The Heart-Wrenching Death Of Lee 'Scratch' Perry

It was a heartbreaking moment for his fans around the world when news broke that Lee "Scratch" Perry, the reggae producer and dub innovator extraordinaire who had pushed the boundaries of Jamaican music and influenced countless artists across a plethora of genres, had died in hospital on August 29, 2021 (via The Guardian). He was 85, and while his passing after a short illness may not be unexpected at such a grand old age, the announcement was certainly a shock in light of Perry's boundless longevity. According to Songkick, Perry was touring extensively as recently as July 2020, with more concerts booked for 2021. Similarly, multiple new Lee "Scratch" Perry releases continued to emerge each year, with more announced just days before his death (per XLR8R). Amid such relentless productivity, many had assumed the Perry story was far from over.

Fellow reggae icon DJ David Rodigan paid tribute to Perry, claiming that the late producer's "​​sonic sound waves transformed our lives," while according to the British novelist Hari Kunzru Perry's achievements deserve to be considered outside the bounds of music alone: Perry was "one of the greatest artists in any medium of the last 50 years, Kunzru claimed. "Much of our lives (whether we know it or not) are lived in sound worlds he created" (via The Guardian).

Lee "Scratch" Perry: self-confessed musical madman

A potted history of Lee "Scratch" Perry is close to impossible considering the great experimentalist's manifold achievements. However, the pedigree of those with whom he chose to collaborate in his early days and in his later career demonstrate his singular role in 20th-century music. From ska superstar Prince Buster and reggae icons Bob Marley & The Wailers to punk supremos The Clash and hip-hop heroes The Beastie Boys, the crème-de-la-crème turned to Perry again and again for more than six decades, according to All Music.

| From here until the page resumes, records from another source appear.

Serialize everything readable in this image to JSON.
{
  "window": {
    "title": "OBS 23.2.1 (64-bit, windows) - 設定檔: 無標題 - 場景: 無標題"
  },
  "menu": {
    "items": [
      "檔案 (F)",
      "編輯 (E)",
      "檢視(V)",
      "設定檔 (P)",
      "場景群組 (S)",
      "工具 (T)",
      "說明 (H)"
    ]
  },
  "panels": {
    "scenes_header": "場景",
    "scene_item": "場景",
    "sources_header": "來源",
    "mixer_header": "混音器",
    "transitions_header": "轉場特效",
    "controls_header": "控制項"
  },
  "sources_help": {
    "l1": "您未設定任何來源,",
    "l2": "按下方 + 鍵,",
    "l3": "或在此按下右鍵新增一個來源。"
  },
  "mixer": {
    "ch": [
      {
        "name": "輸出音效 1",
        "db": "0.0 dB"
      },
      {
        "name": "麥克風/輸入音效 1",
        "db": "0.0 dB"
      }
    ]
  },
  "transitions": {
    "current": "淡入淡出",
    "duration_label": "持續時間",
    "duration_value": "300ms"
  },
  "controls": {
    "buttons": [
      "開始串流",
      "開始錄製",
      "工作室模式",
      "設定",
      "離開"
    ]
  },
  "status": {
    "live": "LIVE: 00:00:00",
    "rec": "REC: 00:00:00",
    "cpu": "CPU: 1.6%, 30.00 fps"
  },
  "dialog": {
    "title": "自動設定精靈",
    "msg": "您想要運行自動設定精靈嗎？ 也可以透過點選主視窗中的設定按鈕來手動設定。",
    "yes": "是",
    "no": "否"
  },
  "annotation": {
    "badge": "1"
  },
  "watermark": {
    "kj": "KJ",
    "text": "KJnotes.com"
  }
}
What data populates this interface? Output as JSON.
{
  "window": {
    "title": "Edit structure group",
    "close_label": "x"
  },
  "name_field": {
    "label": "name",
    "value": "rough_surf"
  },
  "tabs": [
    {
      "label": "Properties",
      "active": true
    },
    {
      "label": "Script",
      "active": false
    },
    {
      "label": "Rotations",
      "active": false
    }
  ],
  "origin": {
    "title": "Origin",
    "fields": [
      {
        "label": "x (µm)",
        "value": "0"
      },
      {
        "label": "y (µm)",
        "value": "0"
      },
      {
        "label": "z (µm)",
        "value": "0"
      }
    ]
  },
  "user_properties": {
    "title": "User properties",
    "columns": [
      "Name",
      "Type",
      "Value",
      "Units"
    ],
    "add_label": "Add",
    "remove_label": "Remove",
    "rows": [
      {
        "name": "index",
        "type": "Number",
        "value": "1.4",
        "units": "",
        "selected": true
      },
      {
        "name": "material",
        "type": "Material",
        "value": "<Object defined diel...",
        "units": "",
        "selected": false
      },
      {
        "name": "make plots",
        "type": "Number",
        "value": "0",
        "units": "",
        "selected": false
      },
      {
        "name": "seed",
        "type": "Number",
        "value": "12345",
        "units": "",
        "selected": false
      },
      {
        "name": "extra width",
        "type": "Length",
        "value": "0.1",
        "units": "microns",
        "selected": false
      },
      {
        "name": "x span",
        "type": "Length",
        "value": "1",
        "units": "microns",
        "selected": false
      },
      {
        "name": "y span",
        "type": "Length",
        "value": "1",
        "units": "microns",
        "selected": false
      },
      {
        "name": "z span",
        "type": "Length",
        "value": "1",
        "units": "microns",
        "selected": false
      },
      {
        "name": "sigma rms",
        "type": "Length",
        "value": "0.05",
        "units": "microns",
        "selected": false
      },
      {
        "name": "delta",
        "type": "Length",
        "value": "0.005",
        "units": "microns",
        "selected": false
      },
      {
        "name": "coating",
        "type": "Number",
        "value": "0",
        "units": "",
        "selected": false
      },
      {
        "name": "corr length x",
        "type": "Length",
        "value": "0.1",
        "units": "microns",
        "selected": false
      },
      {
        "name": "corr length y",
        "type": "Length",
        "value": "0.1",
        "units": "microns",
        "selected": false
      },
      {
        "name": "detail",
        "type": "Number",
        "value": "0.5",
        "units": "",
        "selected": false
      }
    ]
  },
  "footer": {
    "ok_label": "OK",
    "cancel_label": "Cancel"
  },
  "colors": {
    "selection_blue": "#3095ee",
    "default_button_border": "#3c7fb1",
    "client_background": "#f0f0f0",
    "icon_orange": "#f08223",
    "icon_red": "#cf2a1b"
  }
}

His self-built studio in Jamaica, Black Ark, became a place of pilgrimage for musicians seeking to rediscover their edge, including Paul McCartney, until Perry burnt the studio to the ground in the hope of ridding it of evil spirits in 1983 (per The Guardian). Perry was a devout Christian, whose own brand of mysticism was infused into his music and working practices.

One of the final recordings Perry made during his lifetime was a collaboration with the Canadian drone jazz band New Age Doom, an album that will now be a posthumous release. "Be good, be pure, be clean, and listen to your dreams ... Life is an experiment." (via YouTube)